Items from an interface collection
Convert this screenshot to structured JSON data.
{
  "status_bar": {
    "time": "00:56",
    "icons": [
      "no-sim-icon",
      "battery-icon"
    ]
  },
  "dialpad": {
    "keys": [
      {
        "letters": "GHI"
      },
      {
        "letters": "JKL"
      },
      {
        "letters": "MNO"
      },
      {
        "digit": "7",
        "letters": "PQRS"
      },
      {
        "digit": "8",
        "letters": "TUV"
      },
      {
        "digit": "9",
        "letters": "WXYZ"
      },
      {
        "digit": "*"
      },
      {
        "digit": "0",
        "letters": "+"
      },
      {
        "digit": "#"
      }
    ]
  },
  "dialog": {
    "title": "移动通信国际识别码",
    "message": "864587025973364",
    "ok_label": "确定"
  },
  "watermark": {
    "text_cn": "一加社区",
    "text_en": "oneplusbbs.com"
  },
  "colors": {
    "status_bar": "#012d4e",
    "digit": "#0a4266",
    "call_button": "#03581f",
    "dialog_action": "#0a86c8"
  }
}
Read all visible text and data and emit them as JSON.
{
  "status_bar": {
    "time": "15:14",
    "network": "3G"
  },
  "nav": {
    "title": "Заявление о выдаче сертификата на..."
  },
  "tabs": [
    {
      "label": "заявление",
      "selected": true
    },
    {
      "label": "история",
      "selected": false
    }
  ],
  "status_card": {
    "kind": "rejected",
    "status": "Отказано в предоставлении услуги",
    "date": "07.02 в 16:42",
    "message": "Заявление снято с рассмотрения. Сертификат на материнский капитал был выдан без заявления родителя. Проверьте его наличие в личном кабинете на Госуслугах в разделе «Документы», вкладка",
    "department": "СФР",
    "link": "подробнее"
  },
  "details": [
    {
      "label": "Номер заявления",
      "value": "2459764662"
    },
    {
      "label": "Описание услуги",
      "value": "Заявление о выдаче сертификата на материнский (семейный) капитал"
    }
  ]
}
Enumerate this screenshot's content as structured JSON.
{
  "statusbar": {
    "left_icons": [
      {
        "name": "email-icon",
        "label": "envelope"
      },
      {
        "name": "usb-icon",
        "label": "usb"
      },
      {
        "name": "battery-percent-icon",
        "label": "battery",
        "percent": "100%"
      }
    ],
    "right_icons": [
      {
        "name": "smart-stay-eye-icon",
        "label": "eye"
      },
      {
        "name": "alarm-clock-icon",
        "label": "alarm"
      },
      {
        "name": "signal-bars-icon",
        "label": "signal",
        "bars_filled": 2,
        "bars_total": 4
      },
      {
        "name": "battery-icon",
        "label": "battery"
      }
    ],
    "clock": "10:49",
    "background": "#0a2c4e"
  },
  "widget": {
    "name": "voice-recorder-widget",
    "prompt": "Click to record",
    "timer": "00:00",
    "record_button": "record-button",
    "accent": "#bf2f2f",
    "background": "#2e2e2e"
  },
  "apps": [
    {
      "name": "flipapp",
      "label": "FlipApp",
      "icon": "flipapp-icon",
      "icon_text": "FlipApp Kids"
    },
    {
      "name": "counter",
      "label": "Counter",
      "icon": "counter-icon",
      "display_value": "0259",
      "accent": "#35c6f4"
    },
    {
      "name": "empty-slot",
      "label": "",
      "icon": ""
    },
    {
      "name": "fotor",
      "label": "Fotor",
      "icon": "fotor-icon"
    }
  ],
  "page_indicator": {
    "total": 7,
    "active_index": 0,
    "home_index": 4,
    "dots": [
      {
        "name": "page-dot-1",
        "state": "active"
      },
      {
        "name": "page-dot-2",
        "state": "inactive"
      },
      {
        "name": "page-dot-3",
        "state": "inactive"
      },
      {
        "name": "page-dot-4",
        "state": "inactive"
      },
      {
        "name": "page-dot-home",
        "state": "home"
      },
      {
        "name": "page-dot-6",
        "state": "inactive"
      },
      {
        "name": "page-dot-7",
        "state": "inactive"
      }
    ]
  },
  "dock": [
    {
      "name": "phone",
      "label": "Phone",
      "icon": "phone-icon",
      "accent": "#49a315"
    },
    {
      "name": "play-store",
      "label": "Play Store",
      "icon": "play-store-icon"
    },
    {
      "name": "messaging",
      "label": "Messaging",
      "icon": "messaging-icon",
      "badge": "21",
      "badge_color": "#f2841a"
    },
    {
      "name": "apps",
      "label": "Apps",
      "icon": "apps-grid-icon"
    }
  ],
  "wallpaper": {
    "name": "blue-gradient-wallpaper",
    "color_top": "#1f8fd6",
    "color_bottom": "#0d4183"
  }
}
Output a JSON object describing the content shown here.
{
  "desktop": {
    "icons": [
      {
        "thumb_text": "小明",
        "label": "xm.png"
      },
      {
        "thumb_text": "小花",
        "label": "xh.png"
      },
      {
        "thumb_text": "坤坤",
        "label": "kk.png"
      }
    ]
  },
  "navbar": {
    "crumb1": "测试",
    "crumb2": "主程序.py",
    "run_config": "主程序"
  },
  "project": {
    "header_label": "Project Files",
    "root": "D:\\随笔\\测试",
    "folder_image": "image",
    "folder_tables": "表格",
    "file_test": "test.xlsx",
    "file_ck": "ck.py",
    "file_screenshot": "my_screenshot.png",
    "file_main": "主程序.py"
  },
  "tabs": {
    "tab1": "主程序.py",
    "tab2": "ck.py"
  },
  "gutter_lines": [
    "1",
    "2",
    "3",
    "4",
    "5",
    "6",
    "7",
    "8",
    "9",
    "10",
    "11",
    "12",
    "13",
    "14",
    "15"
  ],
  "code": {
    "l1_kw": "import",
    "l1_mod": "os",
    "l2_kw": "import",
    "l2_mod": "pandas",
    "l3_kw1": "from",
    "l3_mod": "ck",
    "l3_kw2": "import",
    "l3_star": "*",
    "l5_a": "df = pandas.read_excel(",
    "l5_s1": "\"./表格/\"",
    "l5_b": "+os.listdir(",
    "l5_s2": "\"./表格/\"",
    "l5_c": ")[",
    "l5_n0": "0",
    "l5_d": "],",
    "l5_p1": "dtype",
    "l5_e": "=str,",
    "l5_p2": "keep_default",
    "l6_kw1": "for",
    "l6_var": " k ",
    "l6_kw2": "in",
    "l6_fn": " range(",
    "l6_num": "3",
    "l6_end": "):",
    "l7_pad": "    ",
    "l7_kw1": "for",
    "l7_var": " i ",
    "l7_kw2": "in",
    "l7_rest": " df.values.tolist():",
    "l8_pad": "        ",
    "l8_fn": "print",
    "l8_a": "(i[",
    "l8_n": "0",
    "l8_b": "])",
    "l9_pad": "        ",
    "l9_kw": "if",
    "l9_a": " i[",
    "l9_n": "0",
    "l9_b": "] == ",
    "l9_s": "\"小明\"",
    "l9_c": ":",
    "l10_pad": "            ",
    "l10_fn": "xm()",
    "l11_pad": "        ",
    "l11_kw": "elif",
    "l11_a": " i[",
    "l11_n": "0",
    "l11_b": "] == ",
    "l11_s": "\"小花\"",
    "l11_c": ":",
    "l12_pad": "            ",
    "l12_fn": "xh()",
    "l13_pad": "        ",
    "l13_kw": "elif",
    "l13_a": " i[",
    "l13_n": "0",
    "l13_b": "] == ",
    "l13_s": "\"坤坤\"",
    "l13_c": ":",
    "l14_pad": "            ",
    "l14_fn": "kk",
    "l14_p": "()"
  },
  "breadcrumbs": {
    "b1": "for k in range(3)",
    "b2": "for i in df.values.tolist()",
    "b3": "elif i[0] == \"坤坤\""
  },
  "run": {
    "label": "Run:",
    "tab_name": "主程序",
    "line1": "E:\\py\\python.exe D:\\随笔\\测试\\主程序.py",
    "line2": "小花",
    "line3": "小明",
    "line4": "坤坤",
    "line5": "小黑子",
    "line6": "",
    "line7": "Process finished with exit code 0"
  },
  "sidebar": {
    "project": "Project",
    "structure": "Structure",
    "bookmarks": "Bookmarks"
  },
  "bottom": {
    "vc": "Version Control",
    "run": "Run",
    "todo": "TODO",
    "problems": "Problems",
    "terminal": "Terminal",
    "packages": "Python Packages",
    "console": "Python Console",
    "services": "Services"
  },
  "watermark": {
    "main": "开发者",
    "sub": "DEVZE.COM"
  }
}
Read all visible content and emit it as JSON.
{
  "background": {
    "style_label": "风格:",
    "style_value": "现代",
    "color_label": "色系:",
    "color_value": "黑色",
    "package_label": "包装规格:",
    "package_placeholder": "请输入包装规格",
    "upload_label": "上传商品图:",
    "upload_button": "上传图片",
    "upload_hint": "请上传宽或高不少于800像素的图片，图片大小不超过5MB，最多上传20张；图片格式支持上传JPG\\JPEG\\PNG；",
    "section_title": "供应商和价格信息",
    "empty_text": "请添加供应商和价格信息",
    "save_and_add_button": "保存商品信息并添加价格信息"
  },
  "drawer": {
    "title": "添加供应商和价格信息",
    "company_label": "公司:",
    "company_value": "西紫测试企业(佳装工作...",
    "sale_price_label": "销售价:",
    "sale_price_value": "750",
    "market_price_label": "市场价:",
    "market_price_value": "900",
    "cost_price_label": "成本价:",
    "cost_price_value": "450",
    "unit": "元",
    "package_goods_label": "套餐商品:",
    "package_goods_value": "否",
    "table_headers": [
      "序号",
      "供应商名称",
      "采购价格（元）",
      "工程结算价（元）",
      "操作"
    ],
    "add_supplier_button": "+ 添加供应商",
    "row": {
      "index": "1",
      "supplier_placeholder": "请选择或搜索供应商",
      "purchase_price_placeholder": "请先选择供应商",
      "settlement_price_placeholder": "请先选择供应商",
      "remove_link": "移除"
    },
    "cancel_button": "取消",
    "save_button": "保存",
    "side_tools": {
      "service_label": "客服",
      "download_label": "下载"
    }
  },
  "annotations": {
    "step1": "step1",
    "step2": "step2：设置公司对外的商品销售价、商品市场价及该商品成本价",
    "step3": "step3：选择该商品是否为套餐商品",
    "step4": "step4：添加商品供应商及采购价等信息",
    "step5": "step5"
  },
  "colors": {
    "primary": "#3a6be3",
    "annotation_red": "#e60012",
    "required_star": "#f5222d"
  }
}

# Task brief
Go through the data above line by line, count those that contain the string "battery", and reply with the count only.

# Written solution
5